▶ **PROVIDED RECORDS**:

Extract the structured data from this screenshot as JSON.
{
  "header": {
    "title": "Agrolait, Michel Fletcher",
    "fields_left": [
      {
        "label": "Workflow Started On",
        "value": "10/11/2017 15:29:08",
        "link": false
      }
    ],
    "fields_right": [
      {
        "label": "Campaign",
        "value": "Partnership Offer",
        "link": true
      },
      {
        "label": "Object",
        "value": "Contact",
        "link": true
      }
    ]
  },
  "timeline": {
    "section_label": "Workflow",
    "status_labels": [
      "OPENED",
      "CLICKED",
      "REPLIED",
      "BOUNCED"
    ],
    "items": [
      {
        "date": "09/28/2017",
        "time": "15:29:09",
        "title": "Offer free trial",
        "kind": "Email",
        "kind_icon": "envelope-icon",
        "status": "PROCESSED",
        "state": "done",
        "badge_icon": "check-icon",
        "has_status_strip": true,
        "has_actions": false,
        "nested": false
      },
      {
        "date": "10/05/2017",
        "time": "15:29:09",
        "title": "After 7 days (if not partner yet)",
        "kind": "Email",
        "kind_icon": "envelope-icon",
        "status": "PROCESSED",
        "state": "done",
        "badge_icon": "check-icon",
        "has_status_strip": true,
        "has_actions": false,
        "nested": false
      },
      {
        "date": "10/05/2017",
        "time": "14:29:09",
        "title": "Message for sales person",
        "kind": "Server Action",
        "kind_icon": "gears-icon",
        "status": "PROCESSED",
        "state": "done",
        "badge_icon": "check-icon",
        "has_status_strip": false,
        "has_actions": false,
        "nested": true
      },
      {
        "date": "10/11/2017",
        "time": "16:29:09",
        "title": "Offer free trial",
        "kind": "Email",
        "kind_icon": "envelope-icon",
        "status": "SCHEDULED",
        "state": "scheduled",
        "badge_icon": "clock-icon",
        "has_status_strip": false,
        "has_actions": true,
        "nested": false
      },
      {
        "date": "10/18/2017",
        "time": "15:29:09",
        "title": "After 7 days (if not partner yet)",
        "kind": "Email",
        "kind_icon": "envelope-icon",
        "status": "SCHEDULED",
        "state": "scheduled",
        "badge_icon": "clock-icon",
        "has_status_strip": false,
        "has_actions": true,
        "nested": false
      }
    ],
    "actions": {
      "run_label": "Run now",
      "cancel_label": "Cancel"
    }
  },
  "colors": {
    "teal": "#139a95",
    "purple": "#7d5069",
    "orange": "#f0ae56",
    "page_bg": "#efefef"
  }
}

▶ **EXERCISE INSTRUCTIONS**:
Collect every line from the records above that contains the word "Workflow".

▶ **EXERCISE OUTPUT**:
        "label": "Workflow Started On",
    "section_label": "Workflow",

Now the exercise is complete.